Researchers from National Jewish Health took a closer look at long-term smokers and found that most of the smokers who had passed a lung-function test, indicating no sign of lung disease, may actually have been left undiagnosed./p>
The study revealed a flaw in the widely used lung-function tests, leaving millions substantially underestimated. The research team evaluated 8,872 people between the ages of 45 and 80, who smoked a pack a day for 10 to 50 years. Half of the group passed a lung-function test, which measures how much air you can take into and blow out of your lungs, and how fast you can do it by blowing into a spirometer. When the group that passed the lung-function test was reevaluated with a CT scan, patients' physician abilities, use of respiratory medication, and respiratory symptoms, 55% of the reevaluated patients actually had respiratory problems. The research also indicates that it is likely that many of these participants have early-stage chronic obstructive pulmonary disease (COPD), an incurable and progressive disease of the lungs. COPD is the third leading cause of death in the U.S.
Early detection of COPD leads to an earlier treatment intervention, which could lessen the symptoms, slow progression and improve overall quality of life. The researchers hope to prove screening with CT scans should be routing in order to detect early stages of lung cancer and COPD.
With CT scans alone, researchers were able to see airway thickening or emphysema in 42% of the undiagnosed patients. 23% had a significant shortness of breath, and 15% could not walk 350 meters in 6 minutes, compared to the 4% of those who had never smoked.

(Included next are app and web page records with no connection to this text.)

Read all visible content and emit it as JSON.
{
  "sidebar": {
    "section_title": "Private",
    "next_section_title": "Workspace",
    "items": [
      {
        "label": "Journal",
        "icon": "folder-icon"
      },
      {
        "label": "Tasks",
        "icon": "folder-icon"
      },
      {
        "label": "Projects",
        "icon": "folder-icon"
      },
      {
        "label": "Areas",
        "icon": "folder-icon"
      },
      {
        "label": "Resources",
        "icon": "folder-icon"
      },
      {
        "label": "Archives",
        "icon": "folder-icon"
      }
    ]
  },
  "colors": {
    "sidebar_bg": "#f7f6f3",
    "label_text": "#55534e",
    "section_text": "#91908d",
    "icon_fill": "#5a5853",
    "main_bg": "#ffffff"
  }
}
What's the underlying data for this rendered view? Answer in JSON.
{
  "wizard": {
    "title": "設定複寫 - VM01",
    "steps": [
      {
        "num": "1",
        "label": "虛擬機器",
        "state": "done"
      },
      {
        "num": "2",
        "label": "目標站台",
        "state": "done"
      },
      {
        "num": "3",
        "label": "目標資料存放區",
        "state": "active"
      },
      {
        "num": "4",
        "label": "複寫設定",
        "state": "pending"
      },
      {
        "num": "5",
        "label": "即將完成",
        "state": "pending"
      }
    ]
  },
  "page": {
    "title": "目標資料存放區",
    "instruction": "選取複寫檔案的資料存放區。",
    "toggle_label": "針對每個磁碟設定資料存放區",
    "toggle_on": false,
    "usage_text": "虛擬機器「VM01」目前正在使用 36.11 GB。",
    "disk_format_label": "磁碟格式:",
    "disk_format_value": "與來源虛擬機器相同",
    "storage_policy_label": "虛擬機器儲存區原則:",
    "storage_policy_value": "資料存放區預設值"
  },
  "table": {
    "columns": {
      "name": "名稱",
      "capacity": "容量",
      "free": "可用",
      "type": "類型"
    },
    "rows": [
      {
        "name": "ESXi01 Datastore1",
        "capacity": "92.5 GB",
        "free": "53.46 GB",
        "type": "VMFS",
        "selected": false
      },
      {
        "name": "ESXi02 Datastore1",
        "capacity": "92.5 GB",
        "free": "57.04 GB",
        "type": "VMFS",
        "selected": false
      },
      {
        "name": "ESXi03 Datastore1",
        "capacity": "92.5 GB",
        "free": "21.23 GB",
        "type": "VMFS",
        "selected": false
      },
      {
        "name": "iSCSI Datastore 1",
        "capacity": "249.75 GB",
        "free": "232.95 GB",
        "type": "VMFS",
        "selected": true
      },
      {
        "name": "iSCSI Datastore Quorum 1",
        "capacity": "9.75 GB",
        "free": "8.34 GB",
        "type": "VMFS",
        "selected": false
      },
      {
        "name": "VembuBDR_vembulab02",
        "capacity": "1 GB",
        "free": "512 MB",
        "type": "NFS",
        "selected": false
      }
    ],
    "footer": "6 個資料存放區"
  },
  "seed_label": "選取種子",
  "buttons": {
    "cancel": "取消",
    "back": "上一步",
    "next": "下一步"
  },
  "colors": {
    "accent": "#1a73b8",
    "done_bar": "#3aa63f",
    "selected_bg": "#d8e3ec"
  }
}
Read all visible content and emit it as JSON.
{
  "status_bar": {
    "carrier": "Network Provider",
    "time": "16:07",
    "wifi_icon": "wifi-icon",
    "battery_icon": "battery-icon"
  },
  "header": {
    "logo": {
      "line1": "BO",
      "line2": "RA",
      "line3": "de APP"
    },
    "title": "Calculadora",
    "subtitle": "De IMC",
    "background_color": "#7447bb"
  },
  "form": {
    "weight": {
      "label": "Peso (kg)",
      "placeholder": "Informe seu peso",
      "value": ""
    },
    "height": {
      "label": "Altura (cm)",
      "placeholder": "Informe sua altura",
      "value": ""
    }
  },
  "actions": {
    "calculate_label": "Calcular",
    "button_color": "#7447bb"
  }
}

The researchers hope that these findings will help debunk the myth of the healthy smoker and highlight the importance of smoking prevention and cessation to prevent lung disease and other long-term effects of smoking.